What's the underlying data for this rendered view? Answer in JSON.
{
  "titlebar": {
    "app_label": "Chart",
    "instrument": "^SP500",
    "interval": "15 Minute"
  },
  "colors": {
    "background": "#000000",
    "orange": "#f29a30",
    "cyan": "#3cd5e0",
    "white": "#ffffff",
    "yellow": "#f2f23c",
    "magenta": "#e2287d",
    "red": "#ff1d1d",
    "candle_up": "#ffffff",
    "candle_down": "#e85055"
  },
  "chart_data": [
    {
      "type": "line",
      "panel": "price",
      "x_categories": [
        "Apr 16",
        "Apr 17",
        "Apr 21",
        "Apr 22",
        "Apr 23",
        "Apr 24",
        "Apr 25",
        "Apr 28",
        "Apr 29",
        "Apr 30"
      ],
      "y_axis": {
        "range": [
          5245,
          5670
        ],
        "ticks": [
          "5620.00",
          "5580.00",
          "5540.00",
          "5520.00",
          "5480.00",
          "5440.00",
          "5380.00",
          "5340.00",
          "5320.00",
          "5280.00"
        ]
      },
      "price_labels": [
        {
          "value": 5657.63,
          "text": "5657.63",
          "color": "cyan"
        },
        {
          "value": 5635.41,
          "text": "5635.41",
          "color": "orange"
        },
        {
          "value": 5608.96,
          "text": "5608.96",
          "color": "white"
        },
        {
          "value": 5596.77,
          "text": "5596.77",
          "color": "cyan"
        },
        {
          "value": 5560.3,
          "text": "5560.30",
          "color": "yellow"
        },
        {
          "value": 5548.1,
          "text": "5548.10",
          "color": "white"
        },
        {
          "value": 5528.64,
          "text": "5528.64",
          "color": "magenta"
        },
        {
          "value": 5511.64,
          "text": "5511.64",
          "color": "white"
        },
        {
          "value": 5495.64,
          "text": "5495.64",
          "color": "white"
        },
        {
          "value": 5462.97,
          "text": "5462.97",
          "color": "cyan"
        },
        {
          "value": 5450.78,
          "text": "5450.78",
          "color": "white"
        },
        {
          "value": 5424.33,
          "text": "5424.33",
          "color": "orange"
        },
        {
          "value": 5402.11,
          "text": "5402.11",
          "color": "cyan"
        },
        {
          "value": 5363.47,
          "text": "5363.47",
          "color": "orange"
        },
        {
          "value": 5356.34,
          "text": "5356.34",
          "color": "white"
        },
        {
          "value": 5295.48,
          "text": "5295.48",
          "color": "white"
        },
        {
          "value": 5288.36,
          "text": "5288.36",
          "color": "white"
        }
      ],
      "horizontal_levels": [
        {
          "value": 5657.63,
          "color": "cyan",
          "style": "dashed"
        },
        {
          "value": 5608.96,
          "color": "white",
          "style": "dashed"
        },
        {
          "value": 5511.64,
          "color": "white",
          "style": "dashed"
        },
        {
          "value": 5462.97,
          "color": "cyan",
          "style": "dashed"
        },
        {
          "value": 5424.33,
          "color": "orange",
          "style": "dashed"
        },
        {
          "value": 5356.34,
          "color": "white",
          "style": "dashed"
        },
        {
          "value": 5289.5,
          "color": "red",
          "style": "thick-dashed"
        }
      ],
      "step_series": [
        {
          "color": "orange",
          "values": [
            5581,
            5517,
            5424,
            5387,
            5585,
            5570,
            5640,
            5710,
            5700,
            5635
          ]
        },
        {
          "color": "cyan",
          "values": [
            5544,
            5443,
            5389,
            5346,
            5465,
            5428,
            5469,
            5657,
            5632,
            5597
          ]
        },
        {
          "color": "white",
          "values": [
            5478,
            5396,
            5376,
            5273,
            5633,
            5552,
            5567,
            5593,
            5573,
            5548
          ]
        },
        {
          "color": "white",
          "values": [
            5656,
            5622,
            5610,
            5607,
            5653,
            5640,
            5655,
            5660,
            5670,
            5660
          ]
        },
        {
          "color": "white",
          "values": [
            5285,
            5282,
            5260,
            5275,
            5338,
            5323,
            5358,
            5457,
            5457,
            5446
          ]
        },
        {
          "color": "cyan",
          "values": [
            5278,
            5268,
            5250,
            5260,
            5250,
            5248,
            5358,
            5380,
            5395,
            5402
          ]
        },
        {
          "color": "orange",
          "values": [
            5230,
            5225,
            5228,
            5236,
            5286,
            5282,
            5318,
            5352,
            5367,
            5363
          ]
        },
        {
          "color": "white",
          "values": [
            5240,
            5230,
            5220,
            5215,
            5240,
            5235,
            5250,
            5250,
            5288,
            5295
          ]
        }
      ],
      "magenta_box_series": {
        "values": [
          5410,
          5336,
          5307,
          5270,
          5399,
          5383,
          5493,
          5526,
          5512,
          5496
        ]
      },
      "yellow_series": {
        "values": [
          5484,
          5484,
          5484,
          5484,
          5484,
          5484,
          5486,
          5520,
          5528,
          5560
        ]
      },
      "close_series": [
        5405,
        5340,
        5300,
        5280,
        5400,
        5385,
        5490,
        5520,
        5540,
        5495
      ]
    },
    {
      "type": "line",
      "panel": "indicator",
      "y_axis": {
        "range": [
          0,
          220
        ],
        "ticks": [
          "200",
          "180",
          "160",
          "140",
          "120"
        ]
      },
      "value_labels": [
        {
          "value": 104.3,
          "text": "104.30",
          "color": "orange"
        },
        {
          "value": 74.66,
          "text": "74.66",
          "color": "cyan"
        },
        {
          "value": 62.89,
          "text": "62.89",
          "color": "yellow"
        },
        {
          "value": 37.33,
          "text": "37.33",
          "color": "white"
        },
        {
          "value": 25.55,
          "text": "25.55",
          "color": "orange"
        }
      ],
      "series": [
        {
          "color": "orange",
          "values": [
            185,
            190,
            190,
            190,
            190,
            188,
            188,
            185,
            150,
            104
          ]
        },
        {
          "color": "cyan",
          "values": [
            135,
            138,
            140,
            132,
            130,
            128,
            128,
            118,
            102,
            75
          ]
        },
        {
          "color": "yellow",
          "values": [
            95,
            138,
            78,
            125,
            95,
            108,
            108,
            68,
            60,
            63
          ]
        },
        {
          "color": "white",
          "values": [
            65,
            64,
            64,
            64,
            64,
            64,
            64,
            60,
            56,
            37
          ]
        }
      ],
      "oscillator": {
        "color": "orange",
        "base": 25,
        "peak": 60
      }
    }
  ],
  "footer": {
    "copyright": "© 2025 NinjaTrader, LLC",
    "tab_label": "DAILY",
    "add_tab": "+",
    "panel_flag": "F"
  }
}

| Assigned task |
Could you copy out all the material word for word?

| Reply to the exercise |
What's the underlying data for this rendered view? Answer in JSON.
{
  "titlebar": {
    "app_label": "Chart",
    "instrument": "^SP500",
    "interval": "15 Minute"
  },
  "colors": {
    "background": "#000000",
    "orange": "#f29a30",
    "cyan": "#3cd5e0",
    "white": "#ffffff",
    "yellow": "#f2f23c",
    "magenta": "#e2287d",
    "red": "#ff1d1d",
    "candle_up": "#ffffff",
    "candle_down": "#e85055"
  },
  "chart_data": [
    {
      "type": "line",
      "panel": "price",
      "x_categories": [
        "Apr 16",
        "Apr 17",
        "Apr 21",
        "Apr 22",
        "Apr 23",
        "Apr 24",
        "Apr 25",
        "Apr 28",
        "Apr 29",
        "Apr 30"
      ],
      "y_axis": {
        "range": [
          5245,
          5670
        ],
        "ticks": [
          "5620.00",
          "5580.00",
          "5540.00",
          "5520.00",
          "5480.00",
          "5440.00",
          "5380.00",
          "5340.00",
          "5320.00",
          "5280.00"
        ]
      },
      "price_labels": [
        {
          "value": 5657.63,
          "text": "5657.63",
          "color": "cyan"
        },
        {
          "value": 5635.41,
          "text": "5635.41",
          "color": "orange"
        },
        {
          "value": 5608.96,
          "text": "5608.96",
          "color": "white"
        },
        {
          "value": 5596.77,
          "text": "5596.77",
          "color": "cyan"
        },
        {
          "value": 5560.3,
          "text": "5560.30",
          "color": "yellow"
        },
        {
          "value": 5548.1,
          "text": "5548.10",
          "color": "white"
        },
        {
          "value": 5528.64,
          "text": "5528.64",
          "color": "magenta"
        },
        {
          "value": 5511.64,
          "text": "5511.64",
          "color": "white"
        },
        {
          "value": 5495.64,
          "text": "5495.64",
          "color": "white"
        },
        {
          "value": 5462.97,
          "text": "5462.97",
          "color": "cyan"
        },
        {
          "value": 5450.78,
          "text": "5450.78",
          "color": "white"
        },
        {
          "value": 5424.33,
          "text": "5424.33",
          "color": "orange"
        },
        {
          "value": 5402.11,
          "text": "5402.11",
          "color": "cyan"
        },
        {
          "value": 5363.47,
          "text": "5363.47",
          "color": "orange"
        },
        {
          "value": 5356.34,
          "text": "5356.34",
          "color": "white"
        },
        {
          "value": 5295.48,
          "text": "5295.48",
          "color": "white"
        },
        {
          "value": 5288.36,
          "text": "5288.36",
          "color": "white"
        }
      ],
      "horizontal_levels": [
        {
          "value": 5657.63,
          "color": "cyan",
          "style": "dashed"
        },
        {
          "value": 5608.96,
          "color": "white",
          "style": "dashed"
        },
        {
          "value": 5511.64,
          "color": "white",
          "style": "dashed"
        },
        {
          "value": 5462.97,
          "color": "cyan",
          "style": "dashed"
        },
        {
          "value": 5424.33,
          "color": "orange",
          "style": "dashed"
        },
        {
          "value": 5356.34,
          "color": "white",
          "style": "dashed"
        },
        {
          "value": 5289.5,
          "color": "red",
          "style": "thick-dashed"
        }
      ],
      "step_series": [
        {
          "color": "orange",
          "values": [
            5581,
            5517,
            5424,
            5387,
            5585,
            5570,
            5640,
            5710,
            5700,
            5635
          ]
        },
        {
          "color": "cyan",
          "values": [
            5544,
            5443,
            5389,
            5346,
            5465,
            5428,
            5469,
            5657,
            5632,
            5597
          ]
        },
        {
          "color": "white",
          "values": [
            5478,
            5396,
            5376,
            5273,
            5633,
            5552,
            5567,
            5593,
            5573,
            5548
          ]
        },
        {
          "color": "white",
          "values": [
            5656,
            5622,
            5610,
            5607,
            5653,
            5640,
            5655,
            5660,
            5670,
            5660
          ]
        },
        {
          "color": "white",
          "values": [
            5285,
            5282,
            5260,
            5275,
            5338,
            5323,
            5358,
            5457,
            5457,
            5446
          ]
        },
        {
          "color": "cyan",
          "values": [
            5278,
            5268,
            5250,
            5260,
            5250,
            5248,
            5358,
            5380,
            5395,
            5402
          ]
        },
        {
          "color": "orange",
          "values": [
            5230,
            5225,
            5228,
            5236,
            5286,
            5282,
            5318,
            5352,
            5367,
            5363
          ]
        },
        {
          "color": "white",
          "values": [
            5240,
            5230,
            5220,
            5215,
            5240,
            5235,
            5250,
            5250,
            5288,
            5295
          ]
        }
      ],
      "magenta_box_series": {
        "values": [
          5410,
          5336,
          5307,
          5270,
          5399,
          5383,
          5493,
          5526,
          5512,
          5496
        ]
      },
      "yellow_series": {
        "values": [
          5484,
          5484,
          5484,
          5484,
          5484,
          5484,
          5486,
          5520,
          5528,
          5560
        ]
      },
      "close_series": [
        5405,
        5340,
        5300,
        5280,
        5400,
        5385,
        5490,
        5520,
        5540,
        5495
      ]
    },
    {
      "type": "line",
      "panel": "indicator",
      "y_axis": {
        "range": [
          0,
          220
        ],
        "ticks": [
          "200",
          "180",
          "160",
          "140",
          "120"
        ]
      },
      "value_labels": [
        {
          "value": 104.3,
          "text": "104.30",
          "color": "orange"
        },
        {
          "value": 74.66,
          "text": "74.66",
          "color": "cyan"
        },
        {
          "value": 62.89,
          "text": "62.89",
          "color": "yellow"
        },
        {
          "value": 37.33,
          "text": "37.33",
          "color": "white"
        },
        {
          "value": 25.55,
          "text": "25.55",
          "color": "orange"
        }
      ],
      "series": [
        {
          "color": "orange",
          "values": [
            185,
            190,
            190,
            190,
            190,
            188,
            188,
            185,
            150,
            104
          ]
        },
        {
          "color": "cyan",
          "values": [
            135,
            138,
            140,
            132,
            130,
            128,
            128,
            118,
            102,
            75
          ]
        },
        {
          "color": "yellow",
          "values": [
            95,
            138,
            78,
            125,
            95,
            108,
            108,
            68,
            60,
            63
          ]
        },
        {
          "color": "white",
          "values": [
            65,
            64,
            64,
            64,
            64,
            64,
            64,
            60,
            56,
            37
          ]
        }
      ],
      "oscillator": {
        "color": "orange",
        "base": 25,
        "peak": 60
      }
    }
  ],
  "footer": {
    "copyright": "© 2025 NinjaTrader, LLC",
    "tab_label": "DAILY",
    "add_tab": "+",
    "panel_flag": "F"
  }
}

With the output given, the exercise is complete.